Bottom Line: Strikingly, these cells reexpressed survivin upon granulocyte/macrophage colony-stimulating factor (CSF) or granulocyte CSF stimulation in vitro and under inflammatory conditions in vivo.Together, our findings demonstrate the following: (a) overexpression of survivin occurs in primary, even terminally differentiated cells and is not restricted to proliferating cells; and (b) survivin acts as an inhibitor of apoptosis protein in a cell cycle-independent manner.Therefore, survivin plays distinct and independent roles in the maintenance of the G2-M checkpoint and in apoptosis control, and its overexpression is not restricted to proliferating cells.

View Article: PubMed Central - PubMed

Affiliation: Dept. of Pharmacology, University of Bern, Friedbühlstrasse 49, CH-3010 Bern, Switzerland.

ABSTRACT
Survivin has received great attention due to its expression in many human tumors and its potential as a therapeutic target in cancer. Survivin expression has been described to be cell cycle-dependent and restricted to the G2-M checkpoint, where it inhibits apoptosis in proliferating cells. In agreement with this current view, we found that survivin expression was high in immature neutrophils, which proliferate during differentiation. In contrast with immature cells, mature neutrophils contained only little or no survivin protein. Strikingly, these cells reexpressed survivin upon granulocyte/macrophage colony-stimulating factor (CSF) or granulocyte CSF stimulation in vitro and under inflammatory conditions in vivo. Moreover, survivin-deficient mature neutrophils were unable to increase their lifespan after survival factor exposure. Together, our findings demonstrate the following: (a) overexpression of survivin occurs in primary, even terminally differentiated cells and is not restricted to proliferating cells; and (b) survivin acts as an inhibitor of apoptosis protein in a cell cycle-independent manner. Therefore, survivin plays distinct and independent roles in the maintenance of the G2-M checkpoint and in apoptosis control, and its overexpression is not restricted to proliferating cells.
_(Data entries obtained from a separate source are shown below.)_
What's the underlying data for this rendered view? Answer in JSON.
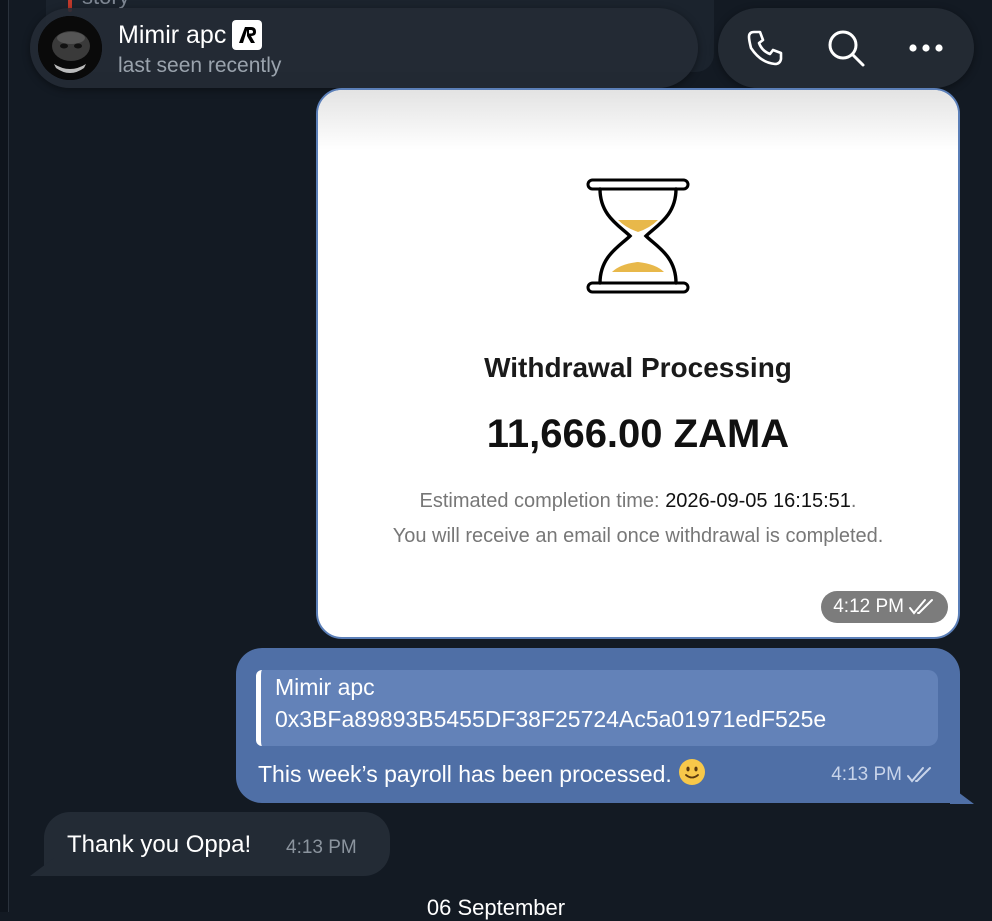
{
  "background_color": "#131a23",
  "previous_message": {
    "text": "story"
  },
  "header": {
    "contact_name": "Mimir apc",
    "status": "last seen recently",
    "badge_icon": "ar-badge-icon",
    "actions": [
      {
        "name": "call",
        "icon": "phone-icon"
      },
      {
        "name": "search",
        "icon": "search-icon"
      },
      {
        "name": "more",
        "icon": "ellipsis-icon"
      }
    ]
  },
  "messages": {
    "image_message": {
      "screenshot": {
        "title": "Withdrawal Processing",
        "amount": "11,666.00 ZAMA",
        "desc_prefix": "Estimated completion time:",
        "desc_time": "2026-09-05 16:15:51",
        "desc_suffix": ".",
        "desc_line2": "You will receive an email once withdrawal is completed."
      },
      "time": "4:12 PM",
      "status_icon": "double-check-icon"
    },
    "outgoing_reply": {
      "quote_author": "Mimir apc",
      "quote_text": "0x3BFa89893B5455DF38F25724Ac5a01971edF525e",
      "text": "This week’s payroll has been processed.",
      "emoji": "slightly-smiling-face",
      "time": "4:13 PM",
      "status_icon": "double-check-icon"
    },
    "incoming": {
      "text": "Thank you Oppa!",
      "time": "4:13 PM"
    }
  },
  "date_separator": "06 September",
  "colors": {
    "outgoing_bubble": "#4f6fa6",
    "incoming_bubble": "#232b35",
    "hourglass_sand": "#e8b84a"
  }
}
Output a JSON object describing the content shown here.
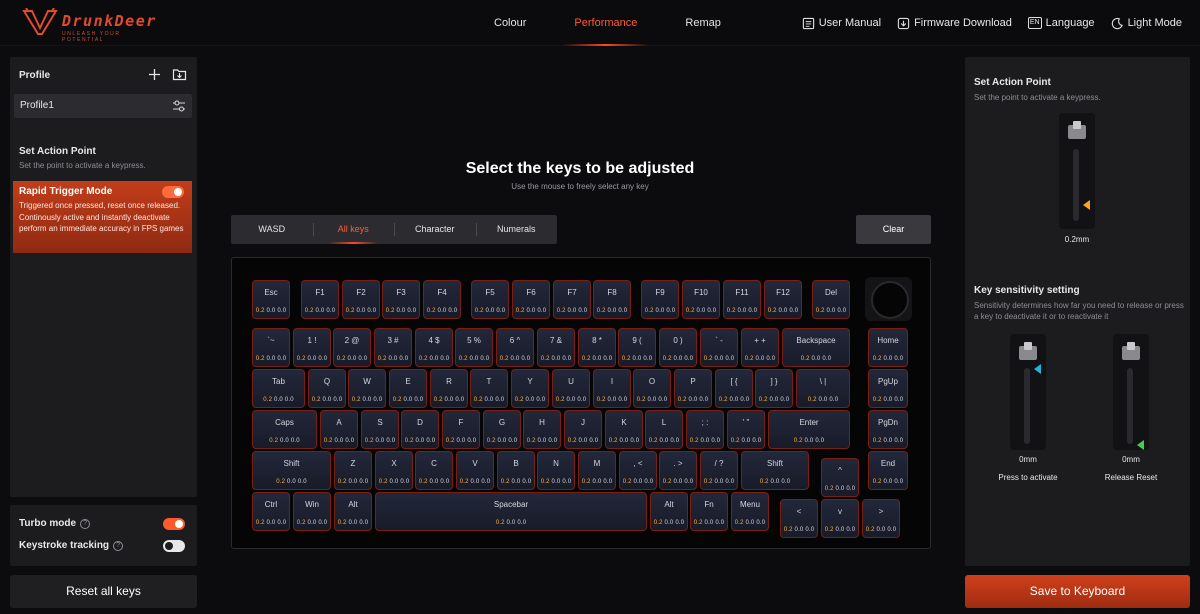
{
  "app": {
    "brand": "DrunkDeer",
    "tagline": "UNLEASH YOUR POTENTIAL"
  },
  "nav": {
    "tabs": [
      {
        "label": "Colour",
        "active": false
      },
      {
        "label": "Performance",
        "active": true
      },
      {
        "label": "Remap",
        "active": false
      }
    ]
  },
  "header": {
    "user_manual": "User Manual",
    "firmware": "Firmware Download",
    "language": "Language",
    "language_badge": "EN",
    "theme": "Light Mode"
  },
  "left": {
    "profile_title": "Profile",
    "profile_name": "Profile1",
    "section_title": "Set Action Point",
    "section_desc": "Set the point to activate a keypress.",
    "rapid_title": "Rapid Trigger Mode",
    "rapid_desc": "Triggered once pressed, reset once released. Continously active and instantly deactivate perform an immediate accuracy in FPS games",
    "rapid_on": true,
    "turbo_label": "Turbo mode",
    "turbo_on": true,
    "tracking_label": "Keystroke tracking",
    "tracking_on": false,
    "reset_label": "Reset all keys"
  },
  "center": {
    "title": "Select the keys to be adjusted",
    "subtitle": "Use the mouse to freely select any key",
    "filters": [
      {
        "label": "WASD",
        "active": false
      },
      {
        "label": "All keys",
        "active": true
      },
      {
        "label": "Character",
        "active": false
      },
      {
        "label": "Numerals",
        "active": false
      }
    ],
    "clear_label": "Clear"
  },
  "keyboard": {
    "value_text": {
      "action": "0.2",
      "rest": "0.0 0.0"
    },
    "keys": [
      {
        "label": "Esc"
      },
      {
        "label": "F1"
      },
      {
        "label": "F2"
      },
      {
        "label": "F3"
      },
      {
        "label": "F4"
      },
      {
        "label": "F5"
      },
      {
        "label": "F6"
      },
      {
        "label": "F7"
      },
      {
        "label": "F8"
      },
      {
        "label": "F9"
      },
      {
        "label": "F10"
      },
      {
        "label": "F11"
      },
      {
        "label": "F12"
      },
      {
        "label": "Del"
      },
      {
        "label": "`~"
      },
      {
        "label": "1 !"
      },
      {
        "label": "2 @"
      },
      {
        "label": "3 #"
      },
      {
        "label": "4 $"
      },
      {
        "label": "5 %"
      },
      {
        "label": "6 ^"
      },
      {
        "label": "7 &"
      },
      {
        "label": "8 *"
      },
      {
        "label": "9 ("
      },
      {
        "label": "0 )"
      },
      {
        "label": "` -"
      },
      {
        "label": "+ +"
      },
      {
        "label": "Backspace"
      },
      {
        "label": "Home"
      },
      {
        "label": "Tab"
      },
      {
        "label": "Q"
      },
      {
        "label": "W"
      },
      {
        "label": "E"
      },
      {
        "label": "R"
      },
      {
        "label": "T"
      },
      {
        "label": "Y"
      },
      {
        "label": "U"
      },
      {
        "label": "I"
      },
      {
        "label": "O"
      },
      {
        "label": "P"
      },
      {
        "label": "[ {"
      },
      {
        "label": "] }"
      },
      {
        "label": "\\ |"
      },
      {
        "label": "PgUp"
      },
      {
        "label": "Caps"
      },
      {
        "label": "A"
      },
      {
        "label": "S"
      },
      {
        "label": "D"
      },
      {
        "label": "F"
      },
      {
        "label": "G"
      },
      {
        "label": "H"
      },
      {
        "label": "J"
      },
      {
        "label": "K"
      },
      {
        "label": "L"
      },
      {
        "label": "; :"
      },
      {
        "label": "' \""
      },
      {
        "label": "Enter"
      },
      {
        "label": "PgDn"
      },
      {
        "label": "Shift"
      },
      {
        "label": "Z"
      },
      {
        "label": "X"
      },
      {
        "label": "C"
      },
      {
        "label": "V"
      },
      {
        "label": "B"
      },
      {
        "label": "N"
      },
      {
        "label": "M"
      },
      {
        "label": ", <"
      },
      {
        "label": ". >"
      },
      {
        "label": "/ ?"
      },
      {
        "label": "Shift"
      },
      {
        "label": "^"
      },
      {
        "label": "End"
      },
      {
        "label": "Ctrl"
      },
      {
        "label": "Win"
      },
      {
        "label": "Alt"
      },
      {
        "label": "Spacebar"
      },
      {
        "label": "Alt"
      },
      {
        "label": "Fn"
      },
      {
        "label": "Menu"
      },
      {
        "label": "<"
      },
      {
        "label": "v"
      },
      {
        "label": ">"
      }
    ]
  },
  "right": {
    "action_title": "Set Action Point",
    "action_desc": "Set the point to activate a keypress.",
    "action_value": "0.2mm",
    "sens_title": "Key sensitivity setting",
    "sens_desc": "Sensitivity determines how far you need to release or press a key to deactivate it or to reactivate it",
    "press_value": "0mm",
    "press_label": "Press to activate",
    "release_value": "0mm",
    "release_label": "Release Reset",
    "save_label": "Save to Keyboard"
  },
  "colors": {
    "accent": "#ff5a36",
    "marker_orange": "#ffa41c",
    "marker_cyan": "#27b3d9",
    "marker_green": "#3fd14a"
  }
}
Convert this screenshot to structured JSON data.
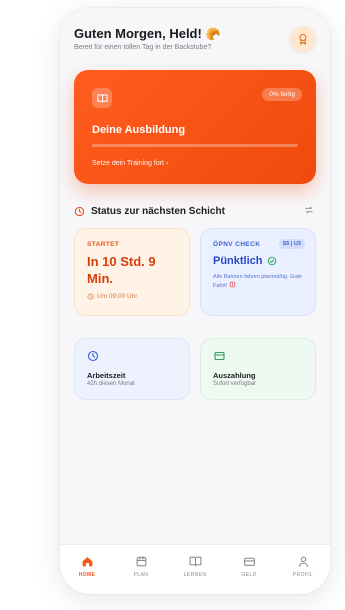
{
  "header": {
    "greeting": "Guten Morgen, Held!",
    "subgreeting": "Bereit für einen tollen Tag in der Backstube?"
  },
  "training": {
    "progress_label": "0% fertig",
    "progress_value": 0,
    "title": "Deine Ausbildung",
    "continue_label": "Setze dein Training fort ›"
  },
  "status": {
    "title": "Status zur nächsten Schicht"
  },
  "start_card": {
    "label": "STARTET",
    "value": "In 10 Std. 9 Min.",
    "time": "Um 09:00 Uhr"
  },
  "oepnv_card": {
    "label": "ÖPNV CHECK",
    "lines": "S5 | U3",
    "value": "Pünktlich",
    "description": "Alle Bahnen fahren planmäßig. Gute Fahrt!"
  },
  "work_card": {
    "title": "Arbeitszeit",
    "subtitle": "42h diesen Monat"
  },
  "payout_card": {
    "title": "Auszahlung",
    "subtitle": "Sofort verfügbar"
  },
  "tabs": [
    {
      "label": "HOME",
      "icon": "home-icon",
      "active": true
    },
    {
      "label": "PLAN",
      "icon": "calendar-icon",
      "active": false
    },
    {
      "label": "LERNEN",
      "icon": "book-icon",
      "active": false
    },
    {
      "label": "GELD",
      "icon": "wallet-icon",
      "active": false
    },
    {
      "label": "PROFIL",
      "icon": "user-icon",
      "active": false
    }
  ],
  "colors": {
    "accent": "#f15a1c",
    "start_text": "#d63e0a",
    "oepnv_text": "#2749c4",
    "card_blue": "#eef2ff",
    "card_green": "#edf9f1"
  }
}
These data provide new insights into the regulation and function of survivin and have important implications for the pathogenesis, diagnosis, and treatment of inflammatory diseases and cancer.

Show MeSH
Related in: MedlinePlus